**WORK INSTRUCTIONS:**
Your task is to filter the data below down to the lines holding "icon".

*** Block opens ***

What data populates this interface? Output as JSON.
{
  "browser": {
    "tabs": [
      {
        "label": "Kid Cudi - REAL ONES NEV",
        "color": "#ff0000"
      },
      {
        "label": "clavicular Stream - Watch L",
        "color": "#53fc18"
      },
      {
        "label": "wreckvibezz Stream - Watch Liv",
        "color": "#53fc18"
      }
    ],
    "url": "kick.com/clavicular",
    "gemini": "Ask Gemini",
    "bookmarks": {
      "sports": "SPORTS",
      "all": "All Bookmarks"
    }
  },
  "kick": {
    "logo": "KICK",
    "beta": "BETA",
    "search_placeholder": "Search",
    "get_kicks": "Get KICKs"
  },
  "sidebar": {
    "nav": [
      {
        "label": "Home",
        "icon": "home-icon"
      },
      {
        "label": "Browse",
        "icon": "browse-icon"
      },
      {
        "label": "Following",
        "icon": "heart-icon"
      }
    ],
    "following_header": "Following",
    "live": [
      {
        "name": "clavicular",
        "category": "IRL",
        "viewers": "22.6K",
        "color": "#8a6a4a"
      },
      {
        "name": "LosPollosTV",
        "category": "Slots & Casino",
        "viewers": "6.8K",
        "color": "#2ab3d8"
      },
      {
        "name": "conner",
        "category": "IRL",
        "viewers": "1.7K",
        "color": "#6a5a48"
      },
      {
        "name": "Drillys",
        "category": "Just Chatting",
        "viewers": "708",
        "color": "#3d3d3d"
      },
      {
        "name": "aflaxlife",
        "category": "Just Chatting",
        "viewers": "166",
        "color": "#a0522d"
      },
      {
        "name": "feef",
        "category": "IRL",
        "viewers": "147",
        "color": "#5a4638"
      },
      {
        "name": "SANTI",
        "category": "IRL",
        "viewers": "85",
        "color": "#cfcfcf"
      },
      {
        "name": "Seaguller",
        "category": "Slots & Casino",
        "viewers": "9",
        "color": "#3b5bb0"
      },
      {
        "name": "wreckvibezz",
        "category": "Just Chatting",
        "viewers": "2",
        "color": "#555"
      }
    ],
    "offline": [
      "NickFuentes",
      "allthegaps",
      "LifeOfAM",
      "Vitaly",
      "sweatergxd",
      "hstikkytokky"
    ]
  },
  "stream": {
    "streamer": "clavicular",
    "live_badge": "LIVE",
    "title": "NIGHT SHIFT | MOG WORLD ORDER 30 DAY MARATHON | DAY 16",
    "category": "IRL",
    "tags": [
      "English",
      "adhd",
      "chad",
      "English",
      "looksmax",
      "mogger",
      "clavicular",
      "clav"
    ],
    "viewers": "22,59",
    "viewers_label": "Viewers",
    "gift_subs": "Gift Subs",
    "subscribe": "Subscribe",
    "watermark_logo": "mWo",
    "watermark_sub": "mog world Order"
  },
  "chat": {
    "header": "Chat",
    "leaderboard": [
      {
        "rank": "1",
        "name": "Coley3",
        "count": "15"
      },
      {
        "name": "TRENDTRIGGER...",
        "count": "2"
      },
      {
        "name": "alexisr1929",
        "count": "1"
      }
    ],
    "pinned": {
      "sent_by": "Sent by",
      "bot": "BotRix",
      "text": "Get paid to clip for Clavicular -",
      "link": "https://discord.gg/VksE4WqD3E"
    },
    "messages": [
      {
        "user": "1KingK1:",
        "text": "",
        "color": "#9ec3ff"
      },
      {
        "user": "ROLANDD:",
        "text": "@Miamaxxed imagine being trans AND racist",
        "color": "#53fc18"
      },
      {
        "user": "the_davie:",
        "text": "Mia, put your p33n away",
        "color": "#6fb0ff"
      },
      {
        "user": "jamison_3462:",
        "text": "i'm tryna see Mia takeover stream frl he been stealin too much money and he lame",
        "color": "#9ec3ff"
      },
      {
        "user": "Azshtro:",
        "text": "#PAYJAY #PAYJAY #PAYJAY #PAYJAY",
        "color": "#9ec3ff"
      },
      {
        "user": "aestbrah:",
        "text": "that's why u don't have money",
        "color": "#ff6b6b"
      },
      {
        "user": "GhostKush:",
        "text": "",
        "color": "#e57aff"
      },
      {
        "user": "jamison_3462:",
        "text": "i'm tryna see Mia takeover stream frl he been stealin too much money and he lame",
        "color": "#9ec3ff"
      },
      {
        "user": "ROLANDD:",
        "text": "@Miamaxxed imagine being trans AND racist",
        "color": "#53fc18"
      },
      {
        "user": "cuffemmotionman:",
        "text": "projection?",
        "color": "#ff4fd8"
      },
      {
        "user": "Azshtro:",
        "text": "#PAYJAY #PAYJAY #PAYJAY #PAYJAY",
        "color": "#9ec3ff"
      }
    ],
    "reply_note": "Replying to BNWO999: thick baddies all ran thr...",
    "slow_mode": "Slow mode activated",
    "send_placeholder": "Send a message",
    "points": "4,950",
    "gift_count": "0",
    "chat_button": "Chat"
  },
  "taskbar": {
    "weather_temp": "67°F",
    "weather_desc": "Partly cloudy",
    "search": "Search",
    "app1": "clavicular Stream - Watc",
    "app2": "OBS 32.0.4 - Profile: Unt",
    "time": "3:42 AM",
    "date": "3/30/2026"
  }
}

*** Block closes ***

**SOLUTION:**
        "icon": "home-icon"
        "icon": "browse-icon"
        "icon": "heart-icon"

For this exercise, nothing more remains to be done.